Why does this happen?
The early afternoon dip might happen for a number of reasons. The composition of food that you eat at lunch time can play a big role in how you feel in the early afternoon. As you might already know, different foods will be digested/absorbed at different rates. Carbohydrate is the fasted macronutrient to pass through your stomach and into your system, followed by protein and then fat. Even with that, different sources of carbohydrate and protein will be absorbed at different rates, thus having different effects on your blood glucose level. Most people have heard of a thing called the glycemic index. This is the effect that a given food has on an individual’s blood glucose level. It is thought that lower GI foods will keep you fuller for longer as they are absorbed and digested slower, have less of an impact upon blood glucose levels which may avoid the sharp rise and fall of blood glucose levels that are associated with large ‘hunger pangs’. I know that with type 1 diabetes, if I eat a massive meal with a high amount of carbohydrate, my system can only process so much at one time, rusting in a rise in blood glucose levels which leaves me tired, very lethargic, sluggish, dopey and makes it more difficult to concentrate on anything. Worst of all, it makes me CRAVE more carbohydrate. The very thing that has done the harm. It’s a horrendously vicious cycle. This same trend has been reported in people who don’t have diabetes.
What can you do about it?
Plan a snack
A recent member comment…“If I don’t get my snack at 3pm, it all goes downhill from there!” The simplest way to avoid grabbing something unhealthy in the afternoon is to plan in a nutritious snack. My advice would be a piece of fruit, a small yoghurt, a low calorie protein bar, a small portion of last nights evening meal or something to that effect. Enough to keep you going, but not nearly as much as you might consume at a meal.
Writing things down can help you identify hunger patterns, thus allowing you to address the point in the day where the hunger hits you. If you know when it’s coming, you can be 100% prepared for it.
This is major! Getting your body into a routine so it’s knows when to expect food can be one of the biggest factors in weight loss as well as in diabetes control. Getting into a habit of regular meal times and regular exercising times will allow you to get to know your body and learn how to manage your hunger, not to mention how to refuel in and around your training most effectively.
Have a drink
A big glass of water, a cup of tea or a sugar free drink might be enough to keep the hunger away until your evening meal. It might not though, this one you’ll need to gauge yourself, although drinking a big glass of water in the afternoon certainly won’t do you any harm!
Simply getting up from your desk and going for a dander can take your mind off the hunger. If you finish work at 3, try and get out for a walk immediately when you get home or do something that distracts you from the hunger kicking in and energises you.
Consider the fullness factor

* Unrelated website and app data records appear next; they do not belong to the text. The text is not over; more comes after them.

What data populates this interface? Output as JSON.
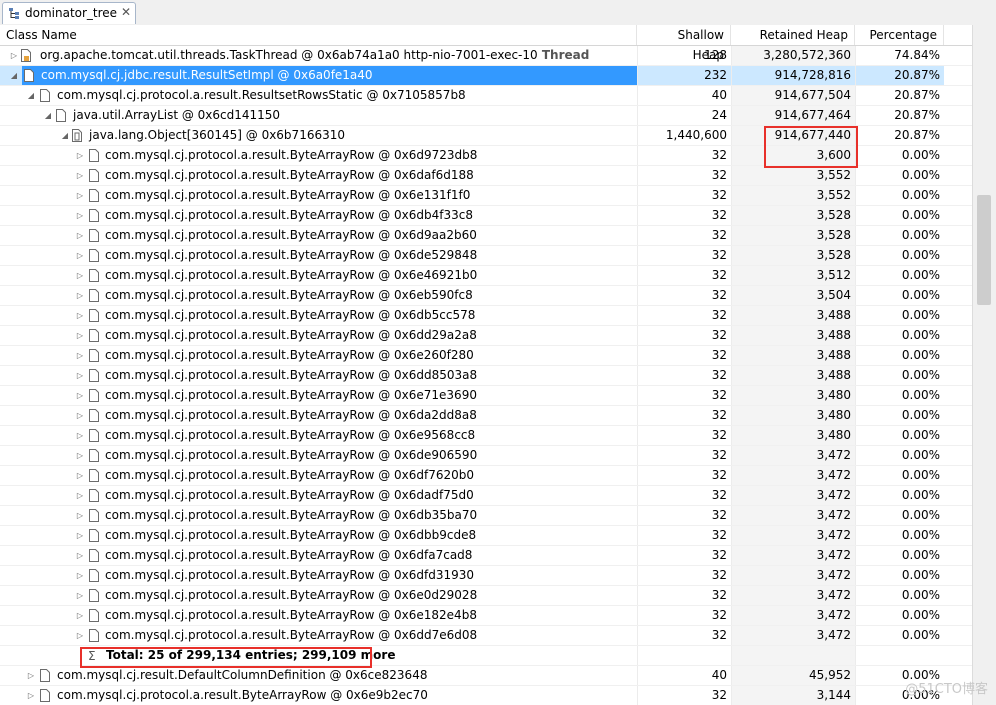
{
  "tab": {
    "label": "dominator_tree",
    "close": "✕"
  },
  "columns": {
    "class_name": "Class Name",
    "shallow_heap": "Shallow Heap",
    "retained_heap": "Retained Heap",
    "percentage": "Percentage"
  },
  "rows": [
    {
      "name": "org.apache.tomcat.util.threads.TaskThread @ 0x6ab74a1a0  http-nio-7001-exec-10",
      "suffix": "Thread",
      "shallow": "128",
      "retained": "3,280,572,360",
      "pct": "74.84%"
    },
    {
      "name": "com.mysql.cj.jdbc.result.ResultSetImpl @ 0x6a0fe1a40",
      "shallow": "232",
      "retained": "914,728,816",
      "pct": "20.87%"
    },
    {
      "name": "com.mysql.cj.protocol.a.result.ResultsetRowsStatic @ 0x7105857b8",
      "shallow": "40",
      "retained": "914,677,504",
      "pct": "20.87%"
    },
    {
      "name": "java.util.ArrayList @ 0x6cd141150",
      "shallow": "24",
      "retained": "914,677,464",
      "pct": "20.87%"
    },
    {
      "name": "java.lang.Object[360145] @ 0x6b7166310",
      "shallow": "1,440,600",
      "retained": "914,677,440",
      "pct": "20.87%"
    },
    {
      "name": "com.mysql.cj.protocol.a.result.ByteArrayRow @ 0x6d9723db8",
      "shallow": "32",
      "retained": "3,600",
      "pct": "0.00%"
    },
    {
      "name": "com.mysql.cj.protocol.a.result.ByteArrayRow @ 0x6daf6d188",
      "shallow": "32",
      "retained": "3,552",
      "pct": "0.00%"
    },
    {
      "name": "com.mysql.cj.protocol.a.result.ByteArrayRow @ 0x6e131f1f0",
      "shallow": "32",
      "retained": "3,552",
      "pct": "0.00%"
    },
    {
      "name": "com.mysql.cj.protocol.a.result.ByteArrayRow @ 0x6db4f33c8",
      "shallow": "32",
      "retained": "3,528",
      "pct": "0.00%"
    },
    {
      "name": "com.mysql.cj.protocol.a.result.ByteArrayRow @ 0x6d9aa2b60",
      "shallow": "32",
      "retained": "3,528",
      "pct": "0.00%"
    },
    {
      "name": "com.mysql.cj.protocol.a.result.ByteArrayRow @ 0x6de529848",
      "shallow": "32",
      "retained": "3,528",
      "pct": "0.00%"
    },
    {
      "name": "com.mysql.cj.protocol.a.result.ByteArrayRow @ 0x6e46921b0",
      "shallow": "32",
      "retained": "3,512",
      "pct": "0.00%"
    },
    {
      "name": "com.mysql.cj.protocol.a.result.ByteArrayRow @ 0x6eb590fc8",
      "shallow": "32",
      "retained": "3,504",
      "pct": "0.00%"
    },
    {
      "name": "com.mysql.cj.protocol.a.result.ByteArrayRow @ 0x6db5cc578",
      "shallow": "32",
      "retained": "3,488",
      "pct": "0.00%"
    },
    {
      "name": "com.mysql.cj.protocol.a.result.ByteArrayRow @ 0x6dd29a2a8",
      "shallow": "32",
      "retained": "3,488",
      "pct": "0.00%"
    },
    {
      "name": "com.mysql.cj.protocol.a.result.ByteArrayRow @ 0x6e260f280",
      "shallow": "32",
      "retained": "3,488",
      "pct": "0.00%"
    },
    {
      "name": "com.mysql.cj.protocol.a.result.ByteArrayRow @ 0x6dd8503a8",
      "shallow": "32",
      "retained": "3,488",
      "pct": "0.00%"
    },
    {
      "name": "com.mysql.cj.protocol.a.result.ByteArrayRow @ 0x6e71e3690",
      "shallow": "32",
      "retained": "3,480",
      "pct": "0.00%"
    },
    {
      "name": "com.mysql.cj.protocol.a.result.ByteArrayRow @ 0x6da2dd8a8",
      "shallow": "32",
      "retained": "3,480",
      "pct": "0.00%"
    },
    {
      "name": "com.mysql.cj.protocol.a.result.ByteArrayRow @ 0x6e9568cc8",
      "shallow": "32",
      "retained": "3,480",
      "pct": "0.00%"
    },
    {
      "name": "com.mysql.cj.protocol.a.result.ByteArrayRow @ 0x6de906590",
      "shallow": "32",
      "retained": "3,472",
      "pct": "0.00%"
    },
    {
      "name": "com.mysql.cj.protocol.a.result.ByteArrayRow @ 0x6df7620b0",
      "shallow": "32",
      "retained": "3,472",
      "pct": "0.00%"
    },
    {
      "name": "com.mysql.cj.protocol.a.result.ByteArrayRow @ 0x6dadf75d0",
      "shallow": "32",
      "retained": "3,472",
      "pct": "0.00%"
    },
    {
      "name": "com.mysql.cj.protocol.a.result.ByteArrayRow @ 0x6db35ba70",
      "shallow": "32",
      "retained": "3,472",
      "pct": "0.00%"
    },
    {
      "name": "com.mysql.cj.protocol.a.result.ByteArrayRow @ 0x6dbb9cde8",
      "shallow": "32",
      "retained": "3,472",
      "pct": "0.00%"
    },
    {
      "name": "com.mysql.cj.protocol.a.result.ByteArrayRow @ 0x6dfa7cad8",
      "shallow": "32",
      "retained": "3,472",
      "pct": "0.00%"
    },
    {
      "name": "com.mysql.cj.protocol.a.result.ByteArrayRow @ 0x6dfd31930",
      "shallow": "32",
      "retained": "3,472",
      "pct": "0.00%"
    },
    {
      "name": "com.mysql.cj.protocol.a.result.ByteArrayRow @ 0x6e0d29028",
      "shallow": "32",
      "retained": "3,472",
      "pct": "0.00%"
    },
    {
      "name": "com.mysql.cj.protocol.a.result.ByteArrayRow @ 0x6e182e4b8",
      "shallow": "32",
      "retained": "3,472",
      "pct": "0.00%"
    },
    {
      "name": "com.mysql.cj.protocol.a.result.ByteArrayRow @ 0x6dd7e6d08",
      "shallow": "32",
      "retained": "3,472",
      "pct": "0.00%"
    },
    {
      "name": "Total: 25 of 299,134 entries; 299,109 more",
      "shallow": "",
      "retained": "",
      "pct": ""
    },
    {
      "name": "com.mysql.cj.result.DefaultColumnDefinition @ 0x6ce823648",
      "shallow": "40",
      "retained": "45,952",
      "pct": "0.00%"
    },
    {
      "name": "com.mysql.cj.protocol.a.result.ByteArrayRow @ 0x6e9b2ec70",
      "shallow": "32",
      "retained": "3,144",
      "pct": "0.00%"
    }
  ],
  "watermark": "@51CTO博客",
  "colors": {
    "selection": "#3399ff",
    "highlight_box": "#e8302a"
  },
  "icons": {
    "tab": "dominator-tree-icon",
    "thread": "thread-icon",
    "object": "object-icon",
    "array": "array-icon",
    "total": "sum-icon"
  }
}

The satiety index is a similar concept to glycemic index, however it is a direct measure of how long a particular food may keep you full for. Foods that contain large amounts of fat, sugar, and/or starch have low ‘Fullness Factors (FF)’, and are much easier to overeat. Foods that contain large amounts of water, dietary fiber, and/or protein have the highest Fullness Factors. These high-FF foods, which include most vegetables, fruits such as oranges, apples and bananas, and lean meats such as steak, do a better job of satisfying your hunger. By choosing foods that keep you fuller for longer, you’ll improve your chances of consuming avoiding that dreaded afternoon dip!
Focus on sleep quality/quantity

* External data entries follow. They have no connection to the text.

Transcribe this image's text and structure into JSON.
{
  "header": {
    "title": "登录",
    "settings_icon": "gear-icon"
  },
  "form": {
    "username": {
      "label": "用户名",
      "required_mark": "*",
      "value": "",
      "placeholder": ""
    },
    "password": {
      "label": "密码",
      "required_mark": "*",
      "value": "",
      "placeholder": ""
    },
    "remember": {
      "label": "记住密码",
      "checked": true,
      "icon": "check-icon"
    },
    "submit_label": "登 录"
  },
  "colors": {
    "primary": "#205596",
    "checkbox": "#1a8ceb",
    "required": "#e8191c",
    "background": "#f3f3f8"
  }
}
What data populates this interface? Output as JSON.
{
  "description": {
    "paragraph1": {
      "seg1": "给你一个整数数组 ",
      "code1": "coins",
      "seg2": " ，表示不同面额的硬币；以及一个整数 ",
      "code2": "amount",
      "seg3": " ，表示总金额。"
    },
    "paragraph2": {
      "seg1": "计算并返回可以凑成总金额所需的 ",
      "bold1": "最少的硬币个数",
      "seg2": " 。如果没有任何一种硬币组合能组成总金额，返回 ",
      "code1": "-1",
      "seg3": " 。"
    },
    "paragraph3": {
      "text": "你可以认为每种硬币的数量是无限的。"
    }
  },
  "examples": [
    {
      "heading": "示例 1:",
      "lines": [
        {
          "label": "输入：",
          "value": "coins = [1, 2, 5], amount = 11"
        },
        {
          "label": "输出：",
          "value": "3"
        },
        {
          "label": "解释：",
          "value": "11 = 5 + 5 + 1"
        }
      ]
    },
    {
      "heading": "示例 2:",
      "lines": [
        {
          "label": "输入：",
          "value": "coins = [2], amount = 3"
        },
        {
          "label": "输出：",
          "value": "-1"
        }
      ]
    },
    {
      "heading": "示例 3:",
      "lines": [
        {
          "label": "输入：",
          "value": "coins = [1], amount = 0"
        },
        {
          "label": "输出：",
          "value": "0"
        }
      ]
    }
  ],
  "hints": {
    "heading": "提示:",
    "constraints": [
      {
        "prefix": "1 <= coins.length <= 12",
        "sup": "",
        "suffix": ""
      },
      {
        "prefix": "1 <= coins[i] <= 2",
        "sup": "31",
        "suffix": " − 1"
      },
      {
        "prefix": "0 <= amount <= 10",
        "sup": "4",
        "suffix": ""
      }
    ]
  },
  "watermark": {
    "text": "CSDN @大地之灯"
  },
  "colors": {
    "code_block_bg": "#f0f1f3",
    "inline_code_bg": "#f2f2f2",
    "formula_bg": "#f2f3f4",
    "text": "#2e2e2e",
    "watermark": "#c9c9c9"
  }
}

Ensuring you get a good sleep at night will definitely reduce the likelihood of hunger pangs the next day. Aim for your 7 hours minimum. I you’re currently a member T1 Fitness, refer to our sleep guide that’s in our members facebook group for our 7 ways to get a perfect night sleep in our ’Sleep Guide’.
In conclusion, try to have a protein based lunch, plan in a snack for the early afternoon along with drinking plenty of water to keep hydrated. Try to get a good night sleep and monitor what happens as you go along. Leave the sugary snack in the cupboard!